This is where regular screenings become so important. Regular blood tests, such as for your blood sugar levels and your HDL and LDL cholesterol levels and ratios, are increasingly important as we get older. Blood oxygen levels, which can be checked at home, are important to monitor as they relate to heart and lung function and may affect cancer risks. Because inflammation is such a killer, causing or contributing to so many health problems, regular thermographic screenings for chronic inflammation will help you address problems even before they produce noticeable health symptoms.
Blood tests and thermographic screenings, both, can also check for excessive estrogen, which along with inflammation is a major contributor to breast cancer. In fact, other than the recommended comprehensive screenings, most of our clients come for thermal imaging screenings for breast cancer and prostate cancer.
As a side note regarding prostate cancer, PSA levels have questionable value: no PSA level indicates prostate cancer, and non-cancerous condition may also raise PSA levels.

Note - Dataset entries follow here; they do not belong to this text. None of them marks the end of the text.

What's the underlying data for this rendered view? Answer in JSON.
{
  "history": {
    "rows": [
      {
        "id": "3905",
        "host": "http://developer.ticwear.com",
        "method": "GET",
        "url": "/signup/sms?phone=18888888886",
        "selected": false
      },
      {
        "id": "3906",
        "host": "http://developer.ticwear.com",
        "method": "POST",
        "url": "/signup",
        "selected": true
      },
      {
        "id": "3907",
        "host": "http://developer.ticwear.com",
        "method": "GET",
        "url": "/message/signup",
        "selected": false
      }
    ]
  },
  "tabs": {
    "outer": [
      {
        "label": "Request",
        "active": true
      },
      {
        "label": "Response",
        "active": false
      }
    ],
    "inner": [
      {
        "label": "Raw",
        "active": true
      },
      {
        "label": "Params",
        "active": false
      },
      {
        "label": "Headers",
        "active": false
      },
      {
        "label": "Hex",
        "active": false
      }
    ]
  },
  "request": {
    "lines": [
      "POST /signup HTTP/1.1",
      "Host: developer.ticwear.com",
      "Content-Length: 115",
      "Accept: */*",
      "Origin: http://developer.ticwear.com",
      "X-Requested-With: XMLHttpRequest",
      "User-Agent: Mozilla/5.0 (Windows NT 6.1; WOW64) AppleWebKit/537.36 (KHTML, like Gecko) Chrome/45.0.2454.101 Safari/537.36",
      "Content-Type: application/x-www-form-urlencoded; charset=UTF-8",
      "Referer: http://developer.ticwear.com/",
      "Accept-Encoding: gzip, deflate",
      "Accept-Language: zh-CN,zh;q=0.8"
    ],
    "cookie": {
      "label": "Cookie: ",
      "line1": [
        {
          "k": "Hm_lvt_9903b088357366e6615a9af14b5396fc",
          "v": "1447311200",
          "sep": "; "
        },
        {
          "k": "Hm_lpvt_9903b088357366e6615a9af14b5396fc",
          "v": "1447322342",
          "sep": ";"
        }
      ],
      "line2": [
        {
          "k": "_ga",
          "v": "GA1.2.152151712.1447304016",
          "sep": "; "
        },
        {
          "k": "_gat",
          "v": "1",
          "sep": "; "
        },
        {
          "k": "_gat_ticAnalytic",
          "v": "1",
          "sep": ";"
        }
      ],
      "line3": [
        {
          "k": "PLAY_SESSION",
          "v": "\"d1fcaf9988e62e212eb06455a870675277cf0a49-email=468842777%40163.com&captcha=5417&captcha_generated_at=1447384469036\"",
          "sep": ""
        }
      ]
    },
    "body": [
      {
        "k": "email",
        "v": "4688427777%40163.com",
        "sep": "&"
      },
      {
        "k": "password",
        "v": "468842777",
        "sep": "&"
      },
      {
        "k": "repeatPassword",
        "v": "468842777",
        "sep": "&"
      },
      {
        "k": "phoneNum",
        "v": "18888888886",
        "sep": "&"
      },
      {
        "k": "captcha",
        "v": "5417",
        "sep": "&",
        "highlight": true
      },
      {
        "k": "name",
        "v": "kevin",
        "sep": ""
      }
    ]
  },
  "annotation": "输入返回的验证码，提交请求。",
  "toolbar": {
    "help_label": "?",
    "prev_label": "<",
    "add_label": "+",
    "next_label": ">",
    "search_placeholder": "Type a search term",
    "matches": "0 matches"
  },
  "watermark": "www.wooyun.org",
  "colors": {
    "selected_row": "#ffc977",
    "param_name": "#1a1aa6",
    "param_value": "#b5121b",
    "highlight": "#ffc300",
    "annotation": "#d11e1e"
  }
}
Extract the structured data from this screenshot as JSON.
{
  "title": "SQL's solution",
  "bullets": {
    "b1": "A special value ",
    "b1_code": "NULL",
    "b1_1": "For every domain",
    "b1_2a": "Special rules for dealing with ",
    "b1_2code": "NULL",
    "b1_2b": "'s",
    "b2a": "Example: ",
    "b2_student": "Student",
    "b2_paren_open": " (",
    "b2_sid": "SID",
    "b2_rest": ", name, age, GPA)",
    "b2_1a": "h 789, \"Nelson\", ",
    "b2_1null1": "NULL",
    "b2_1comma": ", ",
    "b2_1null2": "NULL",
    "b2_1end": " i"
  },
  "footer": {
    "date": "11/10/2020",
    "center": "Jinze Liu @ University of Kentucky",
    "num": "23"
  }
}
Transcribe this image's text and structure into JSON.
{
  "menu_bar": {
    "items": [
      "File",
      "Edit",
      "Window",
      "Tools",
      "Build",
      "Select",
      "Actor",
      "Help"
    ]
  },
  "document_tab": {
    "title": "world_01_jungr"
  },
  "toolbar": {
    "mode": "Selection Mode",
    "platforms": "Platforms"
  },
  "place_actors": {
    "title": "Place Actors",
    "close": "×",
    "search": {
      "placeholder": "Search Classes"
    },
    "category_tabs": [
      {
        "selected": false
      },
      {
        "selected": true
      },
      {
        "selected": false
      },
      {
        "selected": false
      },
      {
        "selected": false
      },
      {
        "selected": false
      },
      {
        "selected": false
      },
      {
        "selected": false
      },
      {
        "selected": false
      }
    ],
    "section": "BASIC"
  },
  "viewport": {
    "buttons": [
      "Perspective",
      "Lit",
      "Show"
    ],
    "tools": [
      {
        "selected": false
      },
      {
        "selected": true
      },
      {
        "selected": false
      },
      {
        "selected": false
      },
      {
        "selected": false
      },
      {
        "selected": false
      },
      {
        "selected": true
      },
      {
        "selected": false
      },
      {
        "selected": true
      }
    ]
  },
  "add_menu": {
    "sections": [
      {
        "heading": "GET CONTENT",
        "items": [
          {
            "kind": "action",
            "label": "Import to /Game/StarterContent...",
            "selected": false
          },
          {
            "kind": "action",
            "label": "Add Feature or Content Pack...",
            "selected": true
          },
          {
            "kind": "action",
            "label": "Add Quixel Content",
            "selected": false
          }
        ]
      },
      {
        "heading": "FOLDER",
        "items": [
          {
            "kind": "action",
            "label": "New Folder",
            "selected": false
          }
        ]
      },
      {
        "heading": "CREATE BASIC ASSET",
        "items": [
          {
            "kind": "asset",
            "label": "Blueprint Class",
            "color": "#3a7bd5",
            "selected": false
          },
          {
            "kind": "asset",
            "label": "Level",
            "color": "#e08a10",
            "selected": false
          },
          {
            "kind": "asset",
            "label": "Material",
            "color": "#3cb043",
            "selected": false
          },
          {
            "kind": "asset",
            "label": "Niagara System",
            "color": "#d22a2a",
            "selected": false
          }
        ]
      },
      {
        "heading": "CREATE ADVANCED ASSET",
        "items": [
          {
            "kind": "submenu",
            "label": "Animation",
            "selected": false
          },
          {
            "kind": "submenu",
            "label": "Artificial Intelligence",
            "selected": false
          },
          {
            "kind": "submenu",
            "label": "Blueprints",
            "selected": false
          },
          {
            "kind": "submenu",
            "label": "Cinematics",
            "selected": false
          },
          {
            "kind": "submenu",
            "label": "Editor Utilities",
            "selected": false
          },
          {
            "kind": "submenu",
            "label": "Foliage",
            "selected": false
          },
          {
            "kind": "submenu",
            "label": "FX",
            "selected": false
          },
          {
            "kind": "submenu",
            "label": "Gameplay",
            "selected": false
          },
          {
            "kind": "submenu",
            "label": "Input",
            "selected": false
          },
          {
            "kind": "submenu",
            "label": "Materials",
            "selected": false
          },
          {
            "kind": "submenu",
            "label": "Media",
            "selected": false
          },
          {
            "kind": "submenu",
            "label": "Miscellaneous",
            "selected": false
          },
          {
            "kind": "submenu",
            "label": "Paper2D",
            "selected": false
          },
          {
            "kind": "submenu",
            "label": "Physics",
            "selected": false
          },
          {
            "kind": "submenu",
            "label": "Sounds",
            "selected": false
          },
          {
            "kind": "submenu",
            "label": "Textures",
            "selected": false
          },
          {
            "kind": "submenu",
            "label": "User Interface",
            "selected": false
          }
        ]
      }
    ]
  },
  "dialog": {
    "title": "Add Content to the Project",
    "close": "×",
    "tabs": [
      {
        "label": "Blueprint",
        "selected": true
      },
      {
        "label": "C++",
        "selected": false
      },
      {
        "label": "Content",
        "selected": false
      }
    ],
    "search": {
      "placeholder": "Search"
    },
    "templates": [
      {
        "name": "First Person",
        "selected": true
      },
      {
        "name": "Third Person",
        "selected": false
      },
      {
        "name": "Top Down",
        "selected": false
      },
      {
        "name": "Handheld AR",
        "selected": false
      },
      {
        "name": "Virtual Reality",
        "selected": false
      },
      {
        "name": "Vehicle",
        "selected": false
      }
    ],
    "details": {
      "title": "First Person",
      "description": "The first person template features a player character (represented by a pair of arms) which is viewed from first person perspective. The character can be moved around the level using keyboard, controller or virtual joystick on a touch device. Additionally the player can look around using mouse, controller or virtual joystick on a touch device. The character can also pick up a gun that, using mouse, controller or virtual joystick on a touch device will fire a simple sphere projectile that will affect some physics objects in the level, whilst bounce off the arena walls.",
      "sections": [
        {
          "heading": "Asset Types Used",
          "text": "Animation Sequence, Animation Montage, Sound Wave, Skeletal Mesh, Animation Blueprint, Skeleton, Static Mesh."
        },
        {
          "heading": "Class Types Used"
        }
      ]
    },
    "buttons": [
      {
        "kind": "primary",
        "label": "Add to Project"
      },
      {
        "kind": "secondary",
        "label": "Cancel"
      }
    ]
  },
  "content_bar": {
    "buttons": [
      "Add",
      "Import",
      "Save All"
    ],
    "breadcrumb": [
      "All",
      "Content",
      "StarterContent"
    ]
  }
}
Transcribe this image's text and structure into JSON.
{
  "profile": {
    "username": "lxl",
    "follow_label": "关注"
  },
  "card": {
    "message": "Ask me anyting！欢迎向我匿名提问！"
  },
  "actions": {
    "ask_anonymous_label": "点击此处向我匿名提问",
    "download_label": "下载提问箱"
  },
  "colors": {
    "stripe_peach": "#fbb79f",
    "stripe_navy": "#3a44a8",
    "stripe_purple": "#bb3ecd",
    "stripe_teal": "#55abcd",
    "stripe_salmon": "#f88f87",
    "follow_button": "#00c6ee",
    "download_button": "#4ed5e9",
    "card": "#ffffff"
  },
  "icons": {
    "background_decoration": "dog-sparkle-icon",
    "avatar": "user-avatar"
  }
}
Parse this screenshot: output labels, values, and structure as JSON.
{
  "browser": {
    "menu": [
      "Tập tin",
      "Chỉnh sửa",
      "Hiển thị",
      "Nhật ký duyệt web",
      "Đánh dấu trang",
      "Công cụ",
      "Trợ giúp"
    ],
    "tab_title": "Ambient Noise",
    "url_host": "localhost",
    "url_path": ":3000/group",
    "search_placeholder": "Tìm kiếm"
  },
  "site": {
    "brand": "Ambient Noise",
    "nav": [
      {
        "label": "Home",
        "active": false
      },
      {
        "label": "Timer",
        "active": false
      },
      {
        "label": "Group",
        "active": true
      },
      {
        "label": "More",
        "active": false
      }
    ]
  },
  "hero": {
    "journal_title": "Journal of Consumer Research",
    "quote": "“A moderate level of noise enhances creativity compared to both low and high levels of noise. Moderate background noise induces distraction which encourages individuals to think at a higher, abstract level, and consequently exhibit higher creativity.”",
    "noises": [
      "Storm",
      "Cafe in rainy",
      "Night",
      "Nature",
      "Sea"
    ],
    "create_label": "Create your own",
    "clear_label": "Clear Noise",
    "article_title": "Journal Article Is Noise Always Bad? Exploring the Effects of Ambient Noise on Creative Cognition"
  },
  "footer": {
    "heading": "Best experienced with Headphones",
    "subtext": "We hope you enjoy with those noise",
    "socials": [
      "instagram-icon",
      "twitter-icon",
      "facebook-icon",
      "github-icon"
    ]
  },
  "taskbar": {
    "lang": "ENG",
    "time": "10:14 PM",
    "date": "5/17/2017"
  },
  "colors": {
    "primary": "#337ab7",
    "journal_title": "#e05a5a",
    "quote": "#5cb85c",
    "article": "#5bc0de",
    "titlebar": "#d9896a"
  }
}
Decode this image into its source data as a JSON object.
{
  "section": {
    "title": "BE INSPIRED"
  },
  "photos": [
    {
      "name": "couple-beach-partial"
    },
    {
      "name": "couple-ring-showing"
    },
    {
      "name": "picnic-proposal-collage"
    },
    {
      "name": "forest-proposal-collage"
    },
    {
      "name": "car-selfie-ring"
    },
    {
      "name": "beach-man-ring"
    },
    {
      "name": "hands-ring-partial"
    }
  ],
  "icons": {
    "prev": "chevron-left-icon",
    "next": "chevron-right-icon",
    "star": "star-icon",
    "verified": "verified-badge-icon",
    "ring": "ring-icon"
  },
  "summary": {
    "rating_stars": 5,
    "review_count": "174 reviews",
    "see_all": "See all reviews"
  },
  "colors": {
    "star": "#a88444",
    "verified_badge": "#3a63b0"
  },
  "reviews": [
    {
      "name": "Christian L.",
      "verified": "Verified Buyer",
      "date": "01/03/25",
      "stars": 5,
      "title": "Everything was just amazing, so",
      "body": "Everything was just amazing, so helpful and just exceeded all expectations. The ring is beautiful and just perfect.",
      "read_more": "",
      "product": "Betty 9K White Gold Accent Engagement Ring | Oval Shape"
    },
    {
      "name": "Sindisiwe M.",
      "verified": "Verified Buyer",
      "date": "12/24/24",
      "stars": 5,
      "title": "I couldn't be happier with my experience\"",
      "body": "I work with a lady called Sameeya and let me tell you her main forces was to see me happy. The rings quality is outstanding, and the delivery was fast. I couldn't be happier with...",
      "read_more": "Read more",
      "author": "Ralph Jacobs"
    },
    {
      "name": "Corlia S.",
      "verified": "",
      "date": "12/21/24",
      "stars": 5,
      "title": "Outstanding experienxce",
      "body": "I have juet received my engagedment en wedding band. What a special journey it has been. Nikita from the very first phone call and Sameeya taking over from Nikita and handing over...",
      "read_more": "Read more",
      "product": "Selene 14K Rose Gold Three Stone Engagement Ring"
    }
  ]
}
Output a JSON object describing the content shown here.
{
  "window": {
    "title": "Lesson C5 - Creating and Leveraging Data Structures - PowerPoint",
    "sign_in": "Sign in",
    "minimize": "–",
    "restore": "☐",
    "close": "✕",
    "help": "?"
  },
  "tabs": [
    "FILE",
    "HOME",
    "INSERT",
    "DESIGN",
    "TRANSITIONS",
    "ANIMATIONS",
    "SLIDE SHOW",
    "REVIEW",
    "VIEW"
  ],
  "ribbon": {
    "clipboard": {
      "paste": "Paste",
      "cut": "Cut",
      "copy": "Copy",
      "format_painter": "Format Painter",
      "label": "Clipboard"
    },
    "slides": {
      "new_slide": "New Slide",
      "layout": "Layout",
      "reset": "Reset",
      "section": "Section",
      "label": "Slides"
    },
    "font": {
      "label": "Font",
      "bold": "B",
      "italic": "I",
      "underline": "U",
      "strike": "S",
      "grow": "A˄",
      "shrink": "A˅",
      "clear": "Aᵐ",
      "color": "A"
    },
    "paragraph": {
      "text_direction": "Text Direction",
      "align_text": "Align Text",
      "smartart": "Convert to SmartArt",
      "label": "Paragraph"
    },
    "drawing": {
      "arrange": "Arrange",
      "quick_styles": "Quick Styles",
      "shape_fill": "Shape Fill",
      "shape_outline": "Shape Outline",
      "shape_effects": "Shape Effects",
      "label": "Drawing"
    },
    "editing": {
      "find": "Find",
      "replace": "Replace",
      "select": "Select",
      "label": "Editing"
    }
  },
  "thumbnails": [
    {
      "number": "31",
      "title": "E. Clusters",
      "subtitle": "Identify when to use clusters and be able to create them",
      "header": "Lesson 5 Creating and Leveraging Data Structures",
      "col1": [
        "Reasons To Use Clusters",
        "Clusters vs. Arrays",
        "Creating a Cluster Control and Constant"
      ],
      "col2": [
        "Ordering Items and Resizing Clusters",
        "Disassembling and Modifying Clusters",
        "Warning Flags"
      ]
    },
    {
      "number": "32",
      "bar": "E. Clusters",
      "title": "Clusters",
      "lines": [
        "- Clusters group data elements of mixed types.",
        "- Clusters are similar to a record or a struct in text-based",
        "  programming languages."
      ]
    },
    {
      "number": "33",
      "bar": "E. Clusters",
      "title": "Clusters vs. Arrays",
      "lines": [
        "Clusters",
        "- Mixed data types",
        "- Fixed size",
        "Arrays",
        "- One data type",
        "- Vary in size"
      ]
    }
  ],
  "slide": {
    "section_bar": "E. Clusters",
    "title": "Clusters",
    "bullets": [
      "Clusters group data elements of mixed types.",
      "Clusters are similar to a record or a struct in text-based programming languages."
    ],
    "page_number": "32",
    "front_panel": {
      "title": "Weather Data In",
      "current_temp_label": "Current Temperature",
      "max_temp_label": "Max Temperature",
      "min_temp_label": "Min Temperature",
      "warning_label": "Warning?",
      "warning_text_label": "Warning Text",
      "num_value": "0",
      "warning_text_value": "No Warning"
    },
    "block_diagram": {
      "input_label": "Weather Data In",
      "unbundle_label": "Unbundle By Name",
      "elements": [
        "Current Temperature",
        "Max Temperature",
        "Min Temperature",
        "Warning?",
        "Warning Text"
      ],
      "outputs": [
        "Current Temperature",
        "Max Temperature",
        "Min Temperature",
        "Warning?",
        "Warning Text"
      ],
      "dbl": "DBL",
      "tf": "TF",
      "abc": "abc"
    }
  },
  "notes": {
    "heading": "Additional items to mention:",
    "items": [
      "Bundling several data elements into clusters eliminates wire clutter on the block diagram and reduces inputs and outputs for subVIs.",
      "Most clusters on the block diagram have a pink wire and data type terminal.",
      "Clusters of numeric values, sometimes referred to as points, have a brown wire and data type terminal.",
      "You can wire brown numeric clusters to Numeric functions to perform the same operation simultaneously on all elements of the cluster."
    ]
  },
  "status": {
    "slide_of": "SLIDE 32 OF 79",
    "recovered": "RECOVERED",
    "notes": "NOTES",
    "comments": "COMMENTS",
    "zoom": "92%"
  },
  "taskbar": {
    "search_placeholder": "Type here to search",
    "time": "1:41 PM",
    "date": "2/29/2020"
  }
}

Women and men, both, need to get estrogen and testosterone levels checked. Not only does estrogen contribute to weight gain in both sexes but also it increases the risk of cancer, particularly breast cancer in women. For men, it contributes to low testosterone levels. For all women, excessive testosterone may lead to insulin resistance, low levels of good cholesterol and high levels of bad cholesterol, high blood pressure, and obesity. For younger women, high testosterone levels may also result in acne and menstrual irregularity.
Blood pressure checks are important, particularly as they relate to salt intake. As people age, their ability to taste may decrease, and they compensate by adding more and more salt to their food. This can raise blood pressure because the body needs more water in the blood stream to “wash out” the excess salt.
The Bottom Line
Here’s the bottom line: be aware of yourself, how you feel, and how you act. These suggestions are only a part of maintaining health. They are easy to do, but they are often overlooked. When you approach your health consciously, you help your body do what it is designed to do: be healthy.